- ABOUT THIS EXERCISE -
All pictures must be dropped, while the entries are given again word for word.

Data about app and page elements
=======

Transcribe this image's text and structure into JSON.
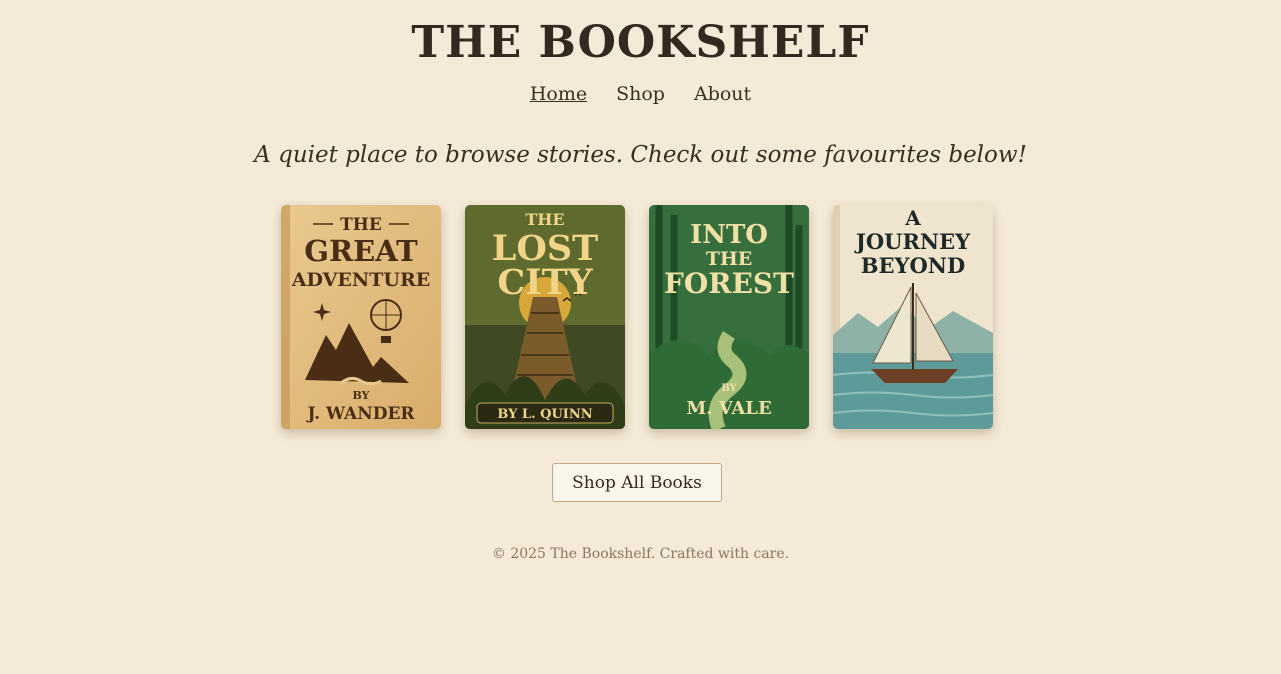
{
  "site": {
    "title": "THE BOOKSHELF"
  },
  "nav": {
    "items": [
      {
        "label": "Home",
        "active": true
      },
      {
        "label": "Shop",
        "active": false
      },
      {
        "label": "About",
        "active": false
      }
    ]
  },
  "tagline": "A quiet place to browse stories. Check out some favourites below!",
  "books": [
    {
      "title_lines": [
        "THE",
        "GREAT",
        "ADVENTURE"
      ],
      "by": "BY",
      "author": "J. WANDER"
    },
    {
      "title_lines": [
        "THE",
        "LOST",
        "CITY"
      ],
      "author_line": "BY L. QUINN"
    },
    {
      "title_lines": [
        "INTO",
        "THE",
        "FOREST"
      ],
      "by": "BY",
      "author": "M. VALE"
    },
    {
      "title_lines": [
        "A",
        "JOURNEY",
        "BEYOND"
      ]
    }
  ],
  "cta": {
    "label": "Shop All Books"
  },
  "footer": {
    "text": "© 2025 The Bookshelf. Crafted with care."
  },
  "colors": {
    "background": "#f4ead7",
    "text": "#33291f",
    "muted": "#8a7760"
  }
}
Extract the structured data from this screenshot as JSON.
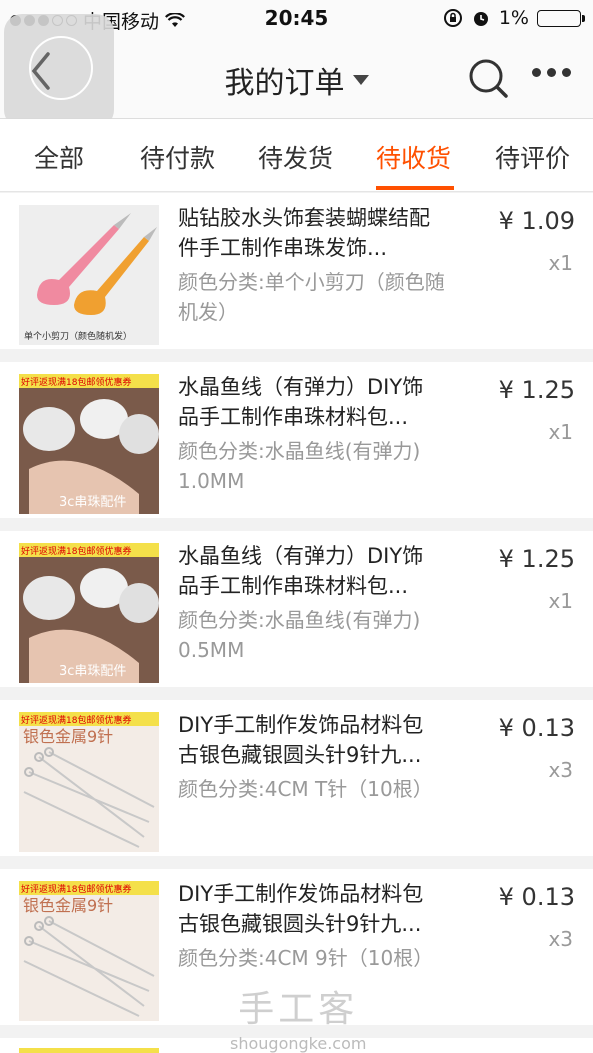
{
  "status_bar": {
    "carrier": "中国移动",
    "time": "20:45",
    "battery": "1%"
  },
  "nav": {
    "title": "我的订单",
    "back_icon": "chevron-left-icon",
    "search_icon": "search-icon",
    "more_icon": "more-icon"
  },
  "tabs": [
    {
      "label": "全部"
    },
    {
      "label": "待付款"
    },
    {
      "label": "待发货"
    },
    {
      "label": "待收货"
    },
    {
      "label": "待评价"
    }
  ],
  "active_tab": "待收货",
  "colors": {
    "accent": "#ff5000"
  },
  "orders": [
    {
      "name": "贴钻胶水头饰套装蝴蝶结配件手工制作串珠发饰...",
      "spec": "颜色分类:单个小剪刀（颜色随机发）",
      "price": "¥ 1.09",
      "qty": "x1",
      "thumb_caption": "单个小剪刀（颜色随机发）"
    },
    {
      "name": "水晶鱼线（有弹力）DIY饰品手工制作串珠材料包...",
      "spec": "颜色分类:水晶鱼线(有弹力) 1.0MM",
      "price": "¥ 1.25",
      "qty": "x1",
      "thumb_badge": "好评返现满18包邮领优惠券",
      "thumb_caption": "3c串珠配件"
    },
    {
      "name": "水晶鱼线（有弹力）DIY饰品手工制作串珠材料包...",
      "spec": "颜色分类:水晶鱼线(有弹力) 0.5MM",
      "price": "¥ 1.25",
      "qty": "x1",
      "thumb_badge": "好评返现满18包邮领优惠券",
      "thumb_caption": "3c串珠配件"
    },
    {
      "name": "DIY手工制作发饰品材料包古银色藏银圆头针9针九...",
      "spec": "颜色分类:4CM T针（10根）",
      "price": "¥ 0.13",
      "qty": "x3",
      "thumb_badge": "好评返现满18包邮领优惠券",
      "thumb_caption": "银色金属9针"
    },
    {
      "name": "DIY手工制作发饰品材料包古银色藏银圆头针9针九...",
      "spec": "颜色分类:4CM 9针（10根）",
      "price": "¥ 0.13",
      "qty": "x3",
      "thumb_badge": "好评返现满18包邮领优惠券",
      "thumb_caption": "银色金属9针"
    }
  ],
  "watermark": {
    "title": "手工客",
    "site": "shougongke.com"
  }
}
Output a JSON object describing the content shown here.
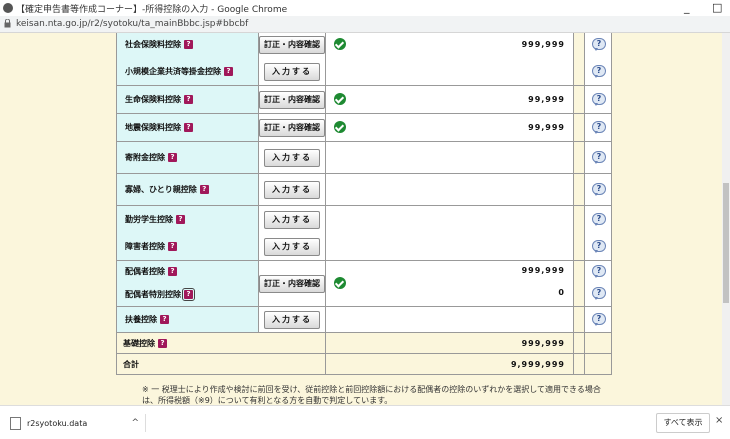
{
  "window": {
    "title": "【確定申告書等作成コーナー】-所得控除の入力 - Google Chrome",
    "minimize": "_",
    "restore": "□"
  },
  "address": {
    "url": "keisan.nta.go.jp/r2/syotoku/ta_mainBbbc.jsp#bbcbf"
  },
  "buttons": {
    "edit": "訂正・内容確認",
    "input": "入力する"
  },
  "help_glyph": "?",
  "q_glyph": "?",
  "rows": {
    "shakai_hoken": {
      "label": "社会保険料控除",
      "value": "999,999"
    },
    "shokibo": {
      "label": "小規模企業共済等掛金控除"
    },
    "seimei": {
      "label": "生命保険料控除",
      "value": "99,999"
    },
    "jishin": {
      "label": "地震保険料控除",
      "value": "99,999"
    },
    "kifukin": {
      "label": "寄附金控除"
    },
    "kafu": {
      "label": "寡婦、ひとり親控除"
    },
    "kinro": {
      "label": "勤労学生控除"
    },
    "shogaisha": {
      "label": "障害者控除"
    },
    "haigusha": {
      "label": "配偶者控除",
      "value": "999,999"
    },
    "haigusha_tokubetsu": {
      "label": "配偶者特別控除",
      "value": "0"
    },
    "fuyo": {
      "label": "扶養控除"
    },
    "kiso": {
      "label": "基礎控除",
      "value": "999,999"
    },
    "total": {
      "label": "合計",
      "value": "9,999,999"
    }
  },
  "note": "※ 一 税理士により作成や検討に前回を受け、従前控除と前回控除額における配偶者の控除のいずれかを選択して適用できる場合は、所得税額（※9）について有利となる方を自動で判定しています。",
  "downloads": {
    "filename": "r2syotoku.data",
    "show_all": "すべて表示",
    "close": "×",
    "chevron": "^"
  }
}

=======

- REPLY TO THE TASK -
Transcribe this image's text and structure into JSON.
{
  "site": {
    "title": "THE BOOKSHELF"
  },
  "nav": {
    "items": [
      {
        "label": "Home",
        "active": true
      },
      {
        "label": "Shop",
        "active": false
      },
      {
        "label": "About",
        "active": false
      }
    ]
  },
  "tagline": "A quiet place to browse stories. Check out some favourites below!",
  "books": [
    {
      "title_lines": [
        "THE",
        "GREAT",
        "ADVENTURE"
      ],
      "by": "BY",
      "author": "J. WANDER"
    },
    {
      "title_lines": [
        "THE",
        "LOST",
        "CITY"
      ],
      "author_line": "BY L. QUINN"
    },
    {
      "title_lines": [
        "INTO",
        "THE",
        "FOREST"
      ],
      "by": "BY",
      "author": "M. VALE"
    },
    {
      "title_lines": [
        "A",
        "JOURNEY",
        "BEYOND"
      ]
    }
  ],
  "cta": {
    "label": "Shop All Books"
  },
  "footer": {
    "text": "© 2025 The Bookshelf. Crafted with care."
  },
  "colors": {
    "background": "#f4ead7",
    "text": "#33291f",
    "muted": "#8a7760"
  }
}
Extract the structured data from this screenshot as JSON.
{
  "status_bar": {
    "carrier": "中国移动",
    "time": "20:45",
    "battery": "1%"
  },
  "nav": {
    "title": "我的订单",
    "back_icon": "chevron-left-icon",
    "search_icon": "search-icon",
    "more_icon": "more-icon"
  },
  "tabs": [
    {
      "label": "全部"
    },
    {
      "label": "待付款"
    },
    {
      "label": "待发货"
    },
    {
      "label": "待收货"
    },
    {
      "label": "待评价"
    }
  ],
  "active_tab": "待收货",
  "colors": {
    "accent": "#ff5000"
  },
  "orders": [
    {
      "name": "贴钻胶水头饰套装蝴蝶结配件手工制作串珠发饰...",
      "spec": "颜色分类:单个小剪刀（颜色随机发）",
      "price": "¥ 1.09",
      "qty": "x1",
      "thumb_caption": "单个小剪刀（颜色随机发）"
    },
    {
      "name": "水晶鱼线（有弹力）DIY饰品手工制作串珠材料包...",
      "spec": "颜色分类:水晶鱼线(有弹力) 1.0MM",
      "price": "¥ 1.25",
      "qty": "x1",
      "thumb_badge": "好评返现满18包邮领优惠券",
      "thumb_caption": "3c串珠配件"
    },
    {
      "name": "水晶鱼线（有弹力）DIY饰品手工制作串珠材料包...",
      "spec": "颜色分类:水晶鱼线(有弹力) 0.5MM",
      "price": "¥ 1.25",
      "qty": "x1",
      "thumb_badge": "好评返现满18包邮领优惠券",
      "thumb_caption": "3c串珠配件"
    },
    {
      "name": "DIY手工制作发饰品材料包古银色藏银圆头针9针九...",
      "spec": "颜色分类:4CM T针（10根）",
      "price": "¥ 0.13",
      "qty": "x3",
      "thumb_badge": "好评返现满18包邮领优惠券",
      "thumb_caption": "银色金属9针"
    },
    {
      "name": "DIY手工制作发饰品材料包古银色藏银圆头针9针九...",
      "spec": "颜色分类:4CM 9针（10根）",
      "price": "¥ 0.13",
      "qty": "x3",
      "thumb_badge": "好评返现满18包邮领优惠券",
      "thumb_caption": "银色金属9针"
    }
  ],
  "watermark": {
    "title": "手工客",
    "site": "shougongke.com"
  }
}
Output a JSON object describing the content shown here.
{
  "window": {
    "title": "【確定申告書等作成コーナー】-所得控除の入力 - Google Chrome",
    "minimize": "_",
    "restore": "□"
  },
  "address": {
    "url": "keisan.nta.go.jp/r2/syotoku/ta_mainBbbc.jsp#bbcbf"
  },
  "buttons": {
    "edit": "訂正・内容確認",
    "input": "入力する"
  },
  "help_glyph": "?",
  "q_glyph": "?",
  "rows": {
    "shakai_hoken": {
      "label": "社会保険料控除",
      "value": "999,999"
    },
    "shokibo": {
      "label": "小規模企業共済等掛金控除"
    },
    "seimei": {
      "label": "生命保険料控除",
      "value": "99,999"
    },
    "jishin": {
      "label": "地震保険料控除",
      "value": "99,999"
    },
    "kifukin": {
      "label": "寄附金控除"
    },
    "kafu": {
      "label": "寡婦、ひとり親控除"
    },
    "kinro": {
      "label": "勤労学生控除"
    },
    "shogaisha": {
      "label": "障害者控除"
    },
    "haigusha": {
      "label": "配偶者控除",
      "value": "999,999"
    },
    "haigusha_tokubetsu": {
      "label": "配偶者特別控除",
      "value": "0"
    },
    "fuyo": {
      "label": "扶養控除"
    },
    "kiso": {
      "label": "基礎控除",
      "value": "999,999"
    },
    "total": {
      "label": "合計",
      "value": "9,999,999"
    }
  },
  "note": "※ 一 税理士により作成や検討に前回を受け、従前控除と前回控除額における配偶者の控除のいずれかを選択して適用できる場合は、所得税額（※9）について有利となる方を自動で判定しています。",
  "downloads": {
    "filename": "r2syotoku.data",
    "show_all": "すべて表示",
    "close": "×",
    "chevron": "^"
  }
}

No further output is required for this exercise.